WHAT IS EXPECTED: Below is a block of records; return all of them exactly, but without the images.

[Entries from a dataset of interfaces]
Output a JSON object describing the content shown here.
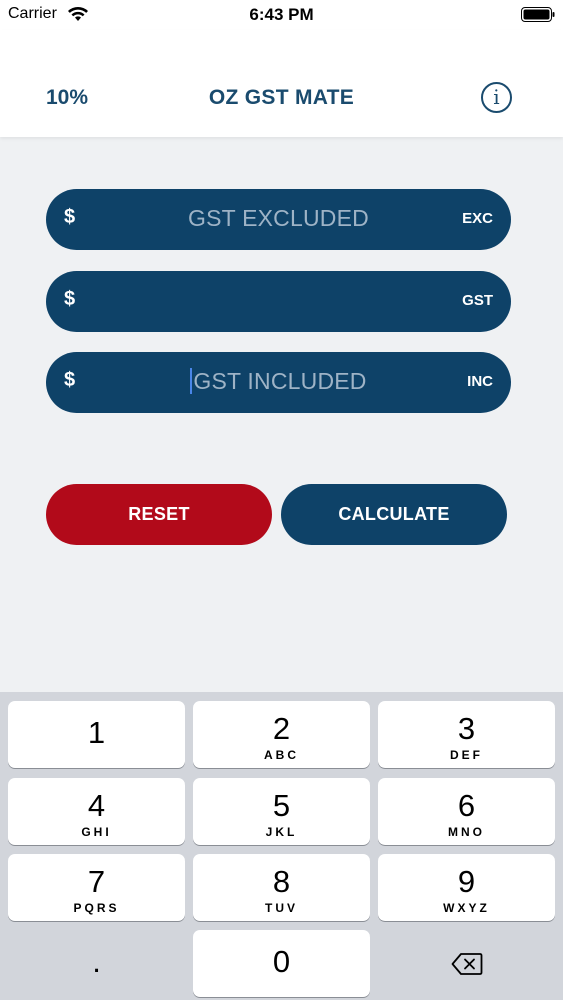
{
  "status_bar": {
    "carrier": "Carrier",
    "time": "6:43 PM"
  },
  "nav": {
    "rate": "10%",
    "title": "OZ GST MATE",
    "info_glyph": "i"
  },
  "fields": {
    "exc": {
      "currency": "$",
      "placeholder": "GST EXCLUDED",
      "suffix": "EXC"
    },
    "gst": {
      "currency": "$",
      "placeholder": "",
      "suffix": "GST"
    },
    "inc": {
      "currency": "$",
      "placeholder": "GST INCLUDED",
      "suffix": "INC"
    }
  },
  "buttons": {
    "reset": "RESET",
    "calculate": "CALCULATE"
  },
  "keyboard": {
    "keys": [
      {
        "digit": "1",
        "letters": ""
      },
      {
        "digit": "2",
        "letters": "ABC"
      },
      {
        "digit": "3",
        "letters": "DEF"
      },
      {
        "digit": "4",
        "letters": "GHI"
      },
      {
        "digit": "5",
        "letters": "JKL"
      },
      {
        "digit": "6",
        "letters": "MNO"
      },
      {
        "digit": "7",
        "letters": "PQRS"
      },
      {
        "digit": "8",
        "letters": "TUV"
      },
      {
        "digit": "9",
        "letters": "WXYZ"
      },
      {
        "digit": "0",
        "letters": ""
      }
    ],
    "decimal": ".",
    "delete_icon": "backspace-icon"
  },
  "colors": {
    "primary": "#0e4268",
    "reset": "#b20a1a",
    "title": "#1a4b6e",
    "placeholder": "#9eb3c6",
    "keyboard_bg": "#d2d5db"
  }
}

REPLY:
Output a JSON object describing the content shown here.
{
  "status_bar": {
    "carrier": "Carrier",
    "time": "6:43 PM"
  },
  "nav": {
    "rate": "10%",
    "title": "OZ GST MATE",
    "info_glyph": "i"
  },
  "fields": {
    "exc": {
      "currency": "$",
      "placeholder": "GST EXCLUDED",
      "suffix": "EXC"
    },
    "gst": {
      "currency": "$",
      "placeholder": "",
      "suffix": "GST"
    },
    "inc": {
      "currency": "$",
      "placeholder": "GST INCLUDED",
      "suffix": "INC"
    }
  },
  "buttons": {
    "reset": "RESET",
    "calculate": "CALCULATE"
  },
  "keyboard": {
    "keys": [
      {
        "digit": "1",
        "letters": ""
      },
      {
        "digit": "2",
        "letters": "ABC"
      },
      {
        "digit": "3",
        "letters": "DEF"
      },
      {
        "digit": "4",
        "letters": "GHI"
      },
      {
        "digit": "5",
        "letters": "JKL"
      },
      {
        "digit": "6",
        "letters": "MNO"
      },
      {
        "digit": "7",
        "letters": "PQRS"
      },
      {
        "digit": "8",
        "letters": "TUV"
      },
      {
        "digit": "9",
        "letters": "WXYZ"
      },
      {
        "digit": "0",
        "letters": ""
      }
    ],
    "decimal": ".",
    "delete_icon": "backspace-icon"
  },
  "colors": {
    "primary": "#0e4268",
    "reset": "#b20a1a",
    "title": "#1a4b6e",
    "placeholder": "#9eb3c6",
    "keyboard_bg": "#d2d5db"
  }
}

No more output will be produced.